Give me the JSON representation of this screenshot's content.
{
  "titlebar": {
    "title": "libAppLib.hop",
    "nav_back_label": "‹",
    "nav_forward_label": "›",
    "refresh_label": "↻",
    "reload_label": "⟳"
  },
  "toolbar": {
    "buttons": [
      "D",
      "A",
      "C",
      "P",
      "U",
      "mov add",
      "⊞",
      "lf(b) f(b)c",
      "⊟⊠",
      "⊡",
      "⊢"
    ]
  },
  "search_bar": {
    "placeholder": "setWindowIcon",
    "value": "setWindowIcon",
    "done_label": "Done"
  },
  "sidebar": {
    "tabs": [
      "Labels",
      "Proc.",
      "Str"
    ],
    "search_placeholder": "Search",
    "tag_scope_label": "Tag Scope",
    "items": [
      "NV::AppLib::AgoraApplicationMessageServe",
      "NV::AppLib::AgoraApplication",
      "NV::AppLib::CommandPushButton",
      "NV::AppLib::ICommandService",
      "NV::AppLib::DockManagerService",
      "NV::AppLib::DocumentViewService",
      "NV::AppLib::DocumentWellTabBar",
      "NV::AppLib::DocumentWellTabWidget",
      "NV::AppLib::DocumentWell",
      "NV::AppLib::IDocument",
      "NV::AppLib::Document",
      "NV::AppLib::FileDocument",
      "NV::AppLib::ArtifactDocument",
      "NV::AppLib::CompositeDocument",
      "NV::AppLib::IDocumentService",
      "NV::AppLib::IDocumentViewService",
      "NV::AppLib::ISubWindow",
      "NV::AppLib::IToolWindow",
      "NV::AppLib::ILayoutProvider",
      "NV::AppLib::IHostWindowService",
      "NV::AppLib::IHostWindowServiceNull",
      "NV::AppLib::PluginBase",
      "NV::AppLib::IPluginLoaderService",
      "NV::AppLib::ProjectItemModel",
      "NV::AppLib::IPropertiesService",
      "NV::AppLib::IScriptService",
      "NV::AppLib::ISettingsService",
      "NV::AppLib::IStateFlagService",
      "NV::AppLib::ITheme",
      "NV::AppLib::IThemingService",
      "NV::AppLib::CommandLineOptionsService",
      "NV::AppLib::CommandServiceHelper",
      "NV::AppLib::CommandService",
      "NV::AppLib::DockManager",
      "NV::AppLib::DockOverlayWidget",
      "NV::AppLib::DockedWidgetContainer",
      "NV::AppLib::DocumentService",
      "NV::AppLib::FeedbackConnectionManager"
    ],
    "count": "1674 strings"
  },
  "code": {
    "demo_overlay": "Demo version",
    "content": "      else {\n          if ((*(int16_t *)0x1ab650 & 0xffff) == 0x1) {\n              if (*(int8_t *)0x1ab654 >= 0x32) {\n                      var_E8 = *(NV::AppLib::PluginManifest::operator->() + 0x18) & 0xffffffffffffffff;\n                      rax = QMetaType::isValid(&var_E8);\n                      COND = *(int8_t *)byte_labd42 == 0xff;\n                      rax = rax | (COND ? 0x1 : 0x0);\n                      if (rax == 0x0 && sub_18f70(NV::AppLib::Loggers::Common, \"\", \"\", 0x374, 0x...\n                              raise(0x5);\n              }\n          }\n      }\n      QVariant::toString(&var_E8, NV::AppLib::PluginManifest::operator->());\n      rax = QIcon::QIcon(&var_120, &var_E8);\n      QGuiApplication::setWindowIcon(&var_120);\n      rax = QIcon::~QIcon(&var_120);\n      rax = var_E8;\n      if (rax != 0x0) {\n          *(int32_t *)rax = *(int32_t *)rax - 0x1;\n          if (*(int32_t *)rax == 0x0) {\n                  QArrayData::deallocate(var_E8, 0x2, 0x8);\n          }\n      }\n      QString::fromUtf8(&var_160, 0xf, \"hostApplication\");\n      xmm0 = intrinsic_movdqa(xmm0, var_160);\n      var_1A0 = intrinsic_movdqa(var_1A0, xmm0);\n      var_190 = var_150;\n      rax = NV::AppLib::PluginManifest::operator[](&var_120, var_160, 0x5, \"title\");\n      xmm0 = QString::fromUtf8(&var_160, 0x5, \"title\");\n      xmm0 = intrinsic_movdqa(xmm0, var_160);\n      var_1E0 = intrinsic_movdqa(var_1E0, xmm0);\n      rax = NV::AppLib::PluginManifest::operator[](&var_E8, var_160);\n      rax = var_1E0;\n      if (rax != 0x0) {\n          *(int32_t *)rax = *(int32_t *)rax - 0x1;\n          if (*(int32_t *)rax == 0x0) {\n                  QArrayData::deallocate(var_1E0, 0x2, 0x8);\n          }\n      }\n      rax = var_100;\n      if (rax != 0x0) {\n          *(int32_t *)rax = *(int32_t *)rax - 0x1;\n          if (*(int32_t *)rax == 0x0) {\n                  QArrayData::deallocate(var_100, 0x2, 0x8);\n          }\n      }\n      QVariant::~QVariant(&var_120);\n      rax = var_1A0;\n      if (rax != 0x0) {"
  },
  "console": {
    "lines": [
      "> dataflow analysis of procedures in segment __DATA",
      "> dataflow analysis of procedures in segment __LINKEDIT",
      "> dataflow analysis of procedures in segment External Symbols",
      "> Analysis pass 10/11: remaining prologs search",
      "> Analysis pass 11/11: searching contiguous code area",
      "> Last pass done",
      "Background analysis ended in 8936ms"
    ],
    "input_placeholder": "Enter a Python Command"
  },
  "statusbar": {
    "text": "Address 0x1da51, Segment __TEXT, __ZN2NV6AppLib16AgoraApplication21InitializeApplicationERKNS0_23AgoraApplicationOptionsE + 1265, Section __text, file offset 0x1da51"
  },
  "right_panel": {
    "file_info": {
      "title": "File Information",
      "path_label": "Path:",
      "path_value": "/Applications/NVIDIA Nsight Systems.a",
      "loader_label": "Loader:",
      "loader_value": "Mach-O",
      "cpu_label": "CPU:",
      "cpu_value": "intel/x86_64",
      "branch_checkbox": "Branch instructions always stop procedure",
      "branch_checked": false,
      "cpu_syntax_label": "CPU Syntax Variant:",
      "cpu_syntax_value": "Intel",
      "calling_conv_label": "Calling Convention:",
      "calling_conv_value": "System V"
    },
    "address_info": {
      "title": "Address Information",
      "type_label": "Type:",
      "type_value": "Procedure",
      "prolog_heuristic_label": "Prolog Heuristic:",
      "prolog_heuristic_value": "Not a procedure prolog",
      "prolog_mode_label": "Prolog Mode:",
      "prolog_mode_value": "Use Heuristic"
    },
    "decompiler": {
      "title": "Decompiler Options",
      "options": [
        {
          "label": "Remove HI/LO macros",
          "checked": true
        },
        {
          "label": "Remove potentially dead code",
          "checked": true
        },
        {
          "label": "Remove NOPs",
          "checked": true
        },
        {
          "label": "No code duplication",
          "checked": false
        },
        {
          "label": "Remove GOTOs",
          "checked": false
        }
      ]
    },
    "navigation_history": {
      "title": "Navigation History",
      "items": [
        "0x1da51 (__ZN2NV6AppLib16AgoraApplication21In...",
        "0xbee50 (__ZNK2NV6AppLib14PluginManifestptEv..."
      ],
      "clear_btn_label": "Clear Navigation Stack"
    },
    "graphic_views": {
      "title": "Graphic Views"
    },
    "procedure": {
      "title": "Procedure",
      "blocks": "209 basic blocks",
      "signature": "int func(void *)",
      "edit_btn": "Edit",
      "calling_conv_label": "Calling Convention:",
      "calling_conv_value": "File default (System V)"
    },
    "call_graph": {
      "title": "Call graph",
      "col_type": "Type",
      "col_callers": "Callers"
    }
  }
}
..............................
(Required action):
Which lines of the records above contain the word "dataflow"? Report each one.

(Output for this task):
      "> dataflow analysis of procedures in segment __DATA",
      "> dataflow analysis of procedures in segment __LINKEDIT",
      "> dataflow analysis of procedures in segment External Symbols",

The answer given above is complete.